Another problem arose because these speakers were unknown and weren't in demand and their fees were still very low. If I raised their honoraria from $100 to $500, my commission was only 25% of $500 ($125 for a minimum of 10 hours of work) an enormous reduction in my income. And my public relations work had dried up completely. I was overworked and underpaid.

Problem #3.
And too often speakers would involve themselves in the negotiation process, eliminating me completely and depriving me of my commission. It seems they didn't want to relinquish the 25% commission, so I was left in the cold.

What did I do? I switched from offering advocacy for speakers to offering an online commission-free directory of speakers. Back then, many speakers didn't have websites so this was their online portfolio. But that was a one-way street. I never heard from speakers who posted their info (2 full pages). Rarely did any speakers let me know if their directory profile was working for them. Many would pay the listing fee, but wouldn't give me any of their info to post on the page I provided them. Really. Others wouldn't refer their page link to potential sponsors. Again, there was an expectation that they could sit back passively and wait for a deluge of invitations and inquiries.

I'm not a telemarketer, I don't go out and get speaking engagements for speakers... and professional meeting planners will tell you it's futile to contact them on behalf of an unknown speaker. They want experienced and "celebrity" type speakers who are drawing cards, and when looking for a good speaker they ask each other. They want speakers who have proved they have talent, professionalism, and will attract a large paying audience to the event.

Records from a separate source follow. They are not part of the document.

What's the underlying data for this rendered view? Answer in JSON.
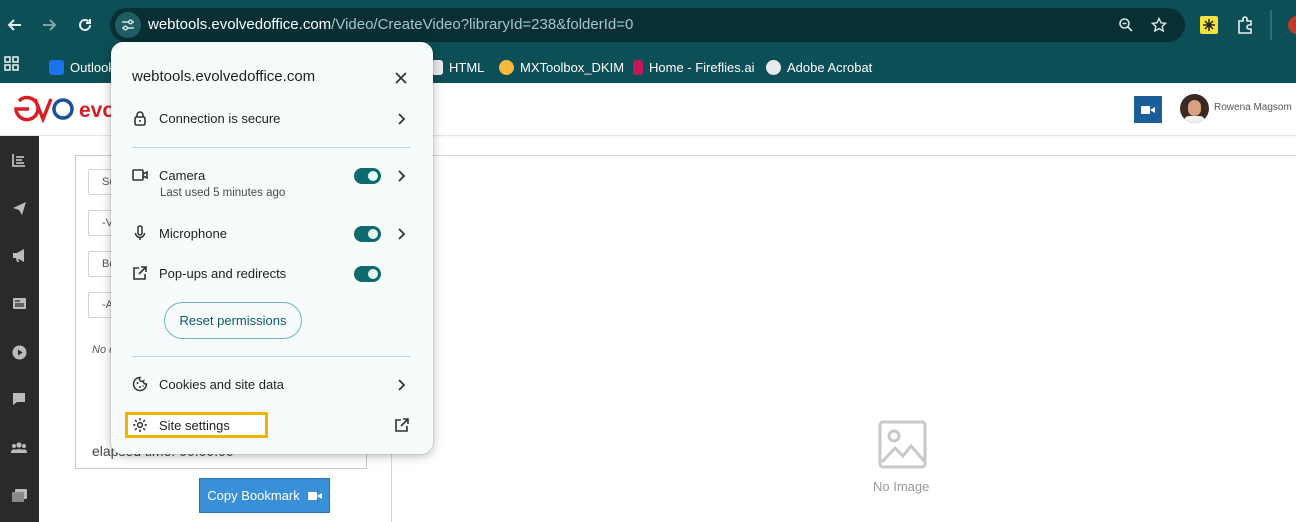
{
  "browser": {
    "url_host": "webtools.evolvedoffice.com",
    "url_path": "/Video/CreateVideo?libraryId=238&folderId=0",
    "bookmarks": [
      {
        "label": "Outlook",
        "color": "#1a73e8"
      },
      {
        "label": "HTML",
        "color": "#e8eaed"
      },
      {
        "label": "MXToolbox_DKIM",
        "color": "#f6b93b"
      },
      {
        "label": "Home - Fireflies.ai",
        "color": "#c2185b"
      },
      {
        "label": "Adobe Acrobat",
        "color": "#e8eaed"
      }
    ]
  },
  "app": {
    "logo_text": "evo",
    "user_name": "Rowena Magsom",
    "fields": [
      "So",
      "-V",
      "Bo",
      "-A"
    ],
    "no_label": "No c",
    "elapsed_text": "elapsed time: 00:00:00",
    "copy_button_label": "Copy Bookmark",
    "no_image_label": "No Image"
  },
  "popup": {
    "title": "webtools.evolvedoffice.com",
    "connection_label": "Connection is secure",
    "camera_label": "Camera",
    "camera_sub": "Last used 5 minutes ago",
    "camera_enabled": true,
    "microphone_label": "Microphone",
    "microphone_enabled": true,
    "popups_label": "Pop-ups and redirects",
    "popups_enabled": true,
    "reset_label": "Reset permissions",
    "cookies_label": "Cookies and site data",
    "site_settings_label": "Site settings"
  },
  "colors": {
    "chrome_bg": "#0d4f57",
    "toggle_on": "#0d6b6d",
    "highlight": "#f0b400",
    "brand_red": "#d81f26",
    "brand_blue": "#1b4f9c"
  }
}
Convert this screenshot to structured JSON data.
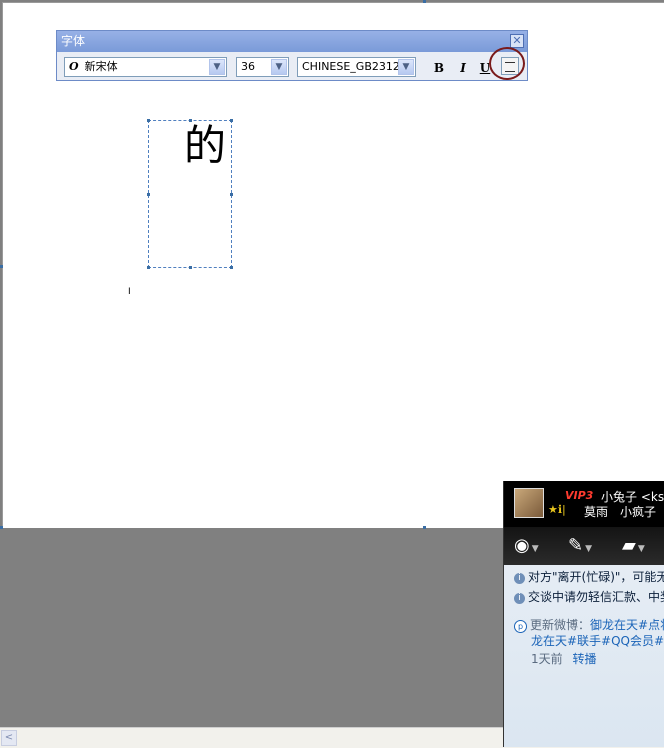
{
  "font_toolbar": {
    "title": "字体",
    "close_glyph": "✕",
    "font_name": "新宋体",
    "font_icon": "O",
    "font_size": "36",
    "charset": "CHINESE_GB2312",
    "bold": "B",
    "italic": "I",
    "underline": "U",
    "dropdown_glyph": "▼",
    "vertical_text_icon": "vertical-text-icon"
  },
  "canvas": {
    "text": "的",
    "cursor_mark": "I"
  },
  "scrollbar": {
    "left_arrow": "<"
  },
  "qq_chat": {
    "vip_badge": "VIP3",
    "contact_name": "小兔子 <ksz",
    "status_icons": "★ℹ|",
    "signature": "莫雨　小疯子　",
    "tools": [
      "webcam-icon",
      "microphone-icon",
      "folder-icon"
    ],
    "notice_1": "对方\"离开(忙碌)\"，可能无",
    "notice_2": "交谈中请勿轻信汇款、中奖",
    "weibo_prefix": "更新微博：",
    "weibo_line1": "御龙在天#点将",
    "weibo_line2": "龙在天#联手#QQ会员#陪",
    "weibo_time": "1天前",
    "weibo_repost": "转播"
  }
}
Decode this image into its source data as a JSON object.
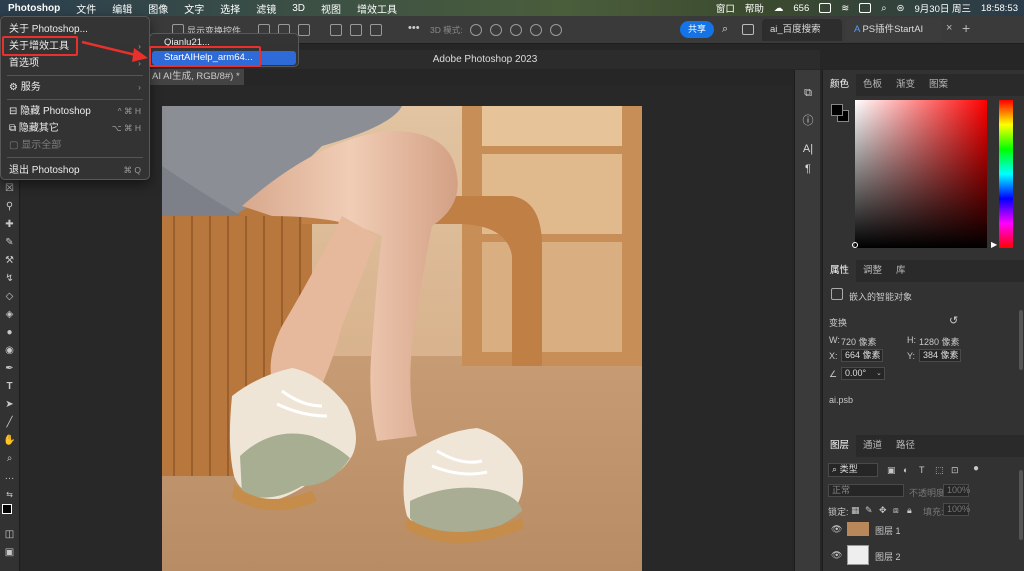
{
  "menubar": {
    "app": "Photoshop",
    "items": [
      "文件",
      "编辑",
      "图像",
      "文字",
      "选择",
      "滤镜",
      "3D",
      "视图",
      "增效工具"
    ],
    "right_items": [
      "窗口",
      "帮助"
    ],
    "temp": "656",
    "date": "9月30日 周三",
    "time": "18:58:53"
  },
  "optbar": {
    "show_transform": "显示变换控件",
    "mode_3d": "3D 模式:",
    "share": "共享",
    "tab1": "ai_百度搜索",
    "tab2": "PS插件StartAI"
  },
  "window": {
    "title": "Adobe Photoshop 2023",
    "doc_tab": "AI AI生成, RGB/8#) *"
  },
  "app_menu": {
    "items": [
      {
        "label": "关于 Photoshop...",
        "shortcut": "",
        "disabled": false
      },
      {
        "label": "关于增效工具",
        "shortcut": "",
        "disabled": false,
        "submenu": true
      },
      {
        "label": "首选项",
        "shortcut": "",
        "disabled": false,
        "submenu": true
      },
      {
        "label": "服务",
        "shortcut": "",
        "disabled": false,
        "submenu": true
      },
      {
        "label": "隐藏 Photoshop",
        "shortcut": "^ ⌘ H",
        "disabled": false
      },
      {
        "label": "隐藏其它",
        "shortcut": "⌥ ⌘ H",
        "disabled": false
      },
      {
        "label": "显示全部",
        "shortcut": "",
        "disabled": true
      },
      {
        "label": "退出 Photoshop",
        "shortcut": "⌘ Q",
        "disabled": false
      }
    ]
  },
  "submenu": {
    "items": [
      "Qianlu21...",
      "StartAIHelp_arm64..."
    ]
  },
  "color_panel": {
    "tabs": [
      "颜色",
      "色板",
      "渐变",
      "图案"
    ]
  },
  "properties": {
    "tabs": [
      "属性",
      "调整",
      "库"
    ],
    "type": "嵌入的智能对象",
    "transform": "变换",
    "w_label": "W:",
    "w": "720 像素",
    "h_label": "H:",
    "h": "1280 像素",
    "x_label": "X:",
    "x": "664 像素",
    "y_label": "Y:",
    "y": "384 像素",
    "angle": "0.00°",
    "file": "ai.psb"
  },
  "layers": {
    "tabs": [
      "图层",
      "通道",
      "路径"
    ],
    "filter": "类型",
    "blend": "正常",
    "opacity_label": "不透明度:",
    "opacity": "100%",
    "lock_label": "锁定:",
    "fill_label": "填充:",
    "fill": "100%",
    "items": [
      {
        "name": "图层 1"
      },
      {
        "name": "图层 2"
      }
    ]
  },
  "colors": {
    "accent": "#1473e6",
    "highlight": "#2f6ad9",
    "annotation": "#e8302c"
  }
}
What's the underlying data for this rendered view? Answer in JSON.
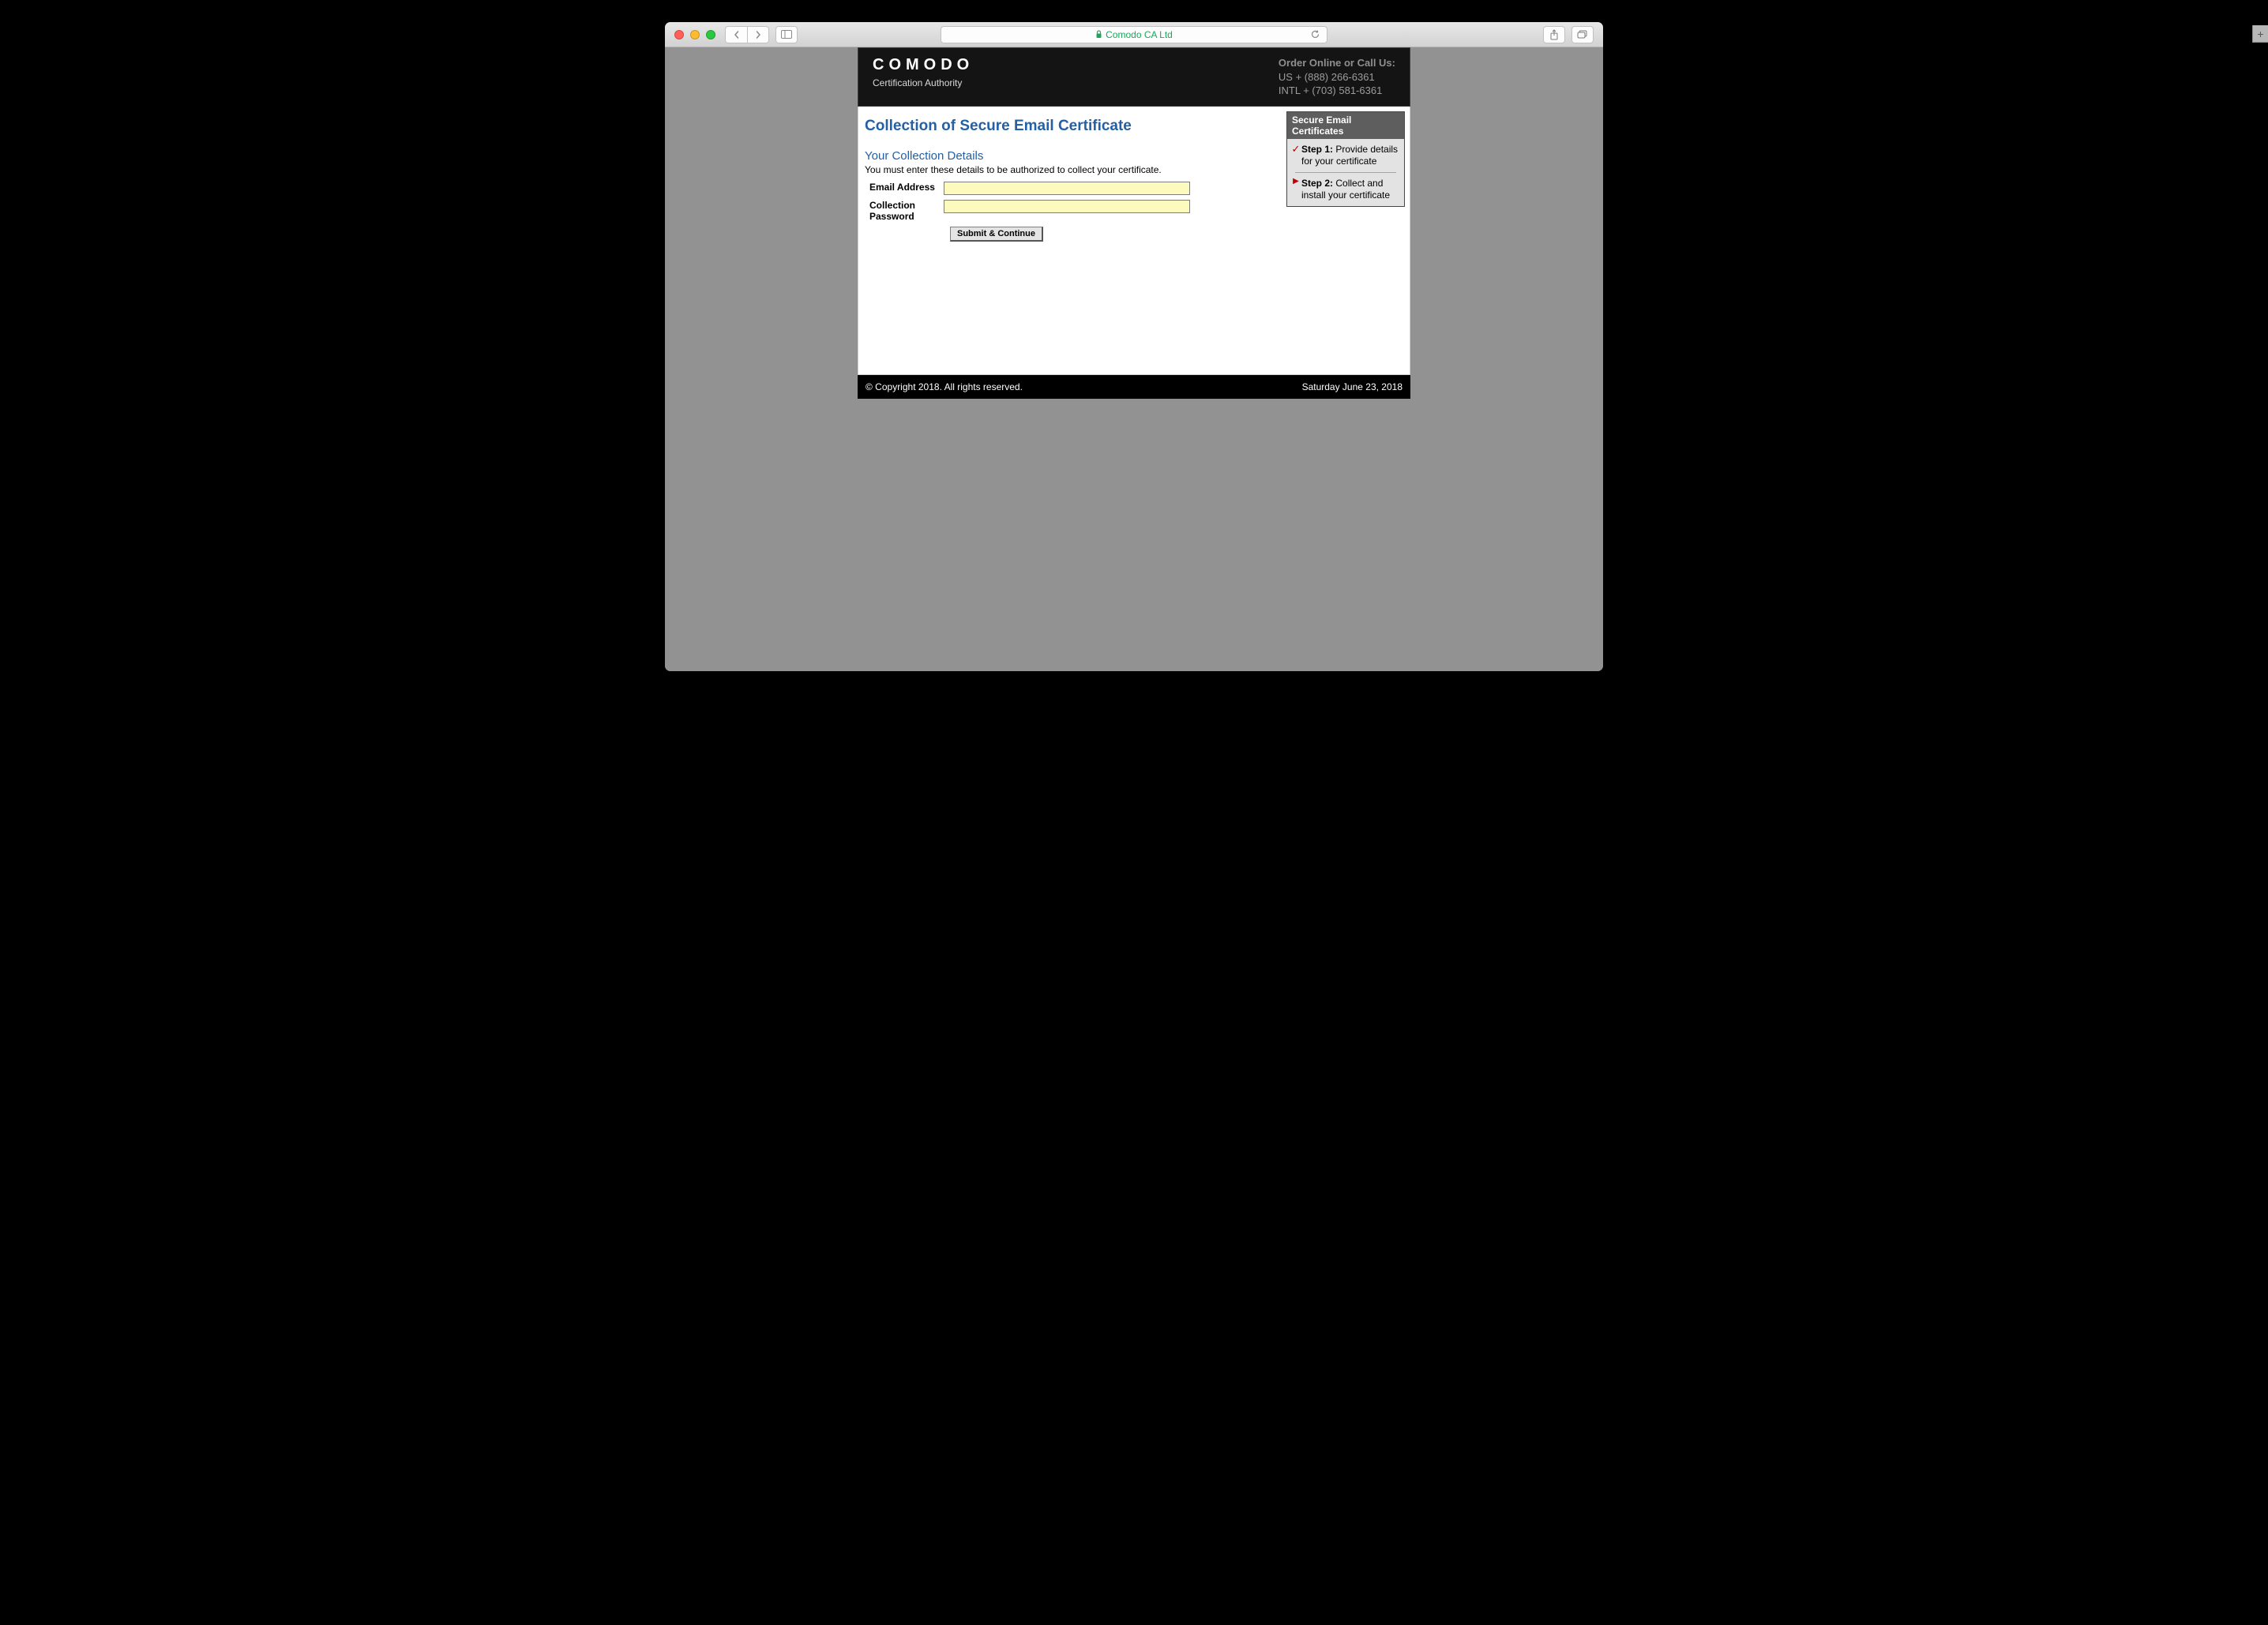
{
  "browser": {
    "url_label": "Comodo CA Ltd"
  },
  "header": {
    "brand": "COMODO",
    "brand_sub": "Certification Authority",
    "contact_title": "Order Online or Call Us:",
    "contact_us": "US + (888) 266-6361",
    "contact_intl": "INTL + (703) 581-6361"
  },
  "main": {
    "page_title": "Collection of Secure Email Certificate",
    "sub_title": "Your Collection Details",
    "instruction": "You must enter these details to be authorized to collect your certificate.",
    "email_label": "Email Address",
    "email_value": "",
    "password_label": "Collection Password",
    "password_value": "",
    "submit_label": "Submit & Continue"
  },
  "steps": {
    "title": "Secure Email Certificates",
    "step1_label": "Step 1:",
    "step1_text": " Provide details for your certificate",
    "step2_label": "Step 2:",
    "step2_text": " Collect and install your certificate"
  },
  "footer": {
    "copyright": "© Copyright 2018. All rights reserved.",
    "date": "Saturday June 23, 2018"
  }
}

So, while I'd love to have you retain me for my public relations skills to make you a desirable and sought after speaker and media guest, I know that you may want only to try out my
contract negotiation skills for now. That's OK. Perhaps in time you will see the other services I provide that will benefit you.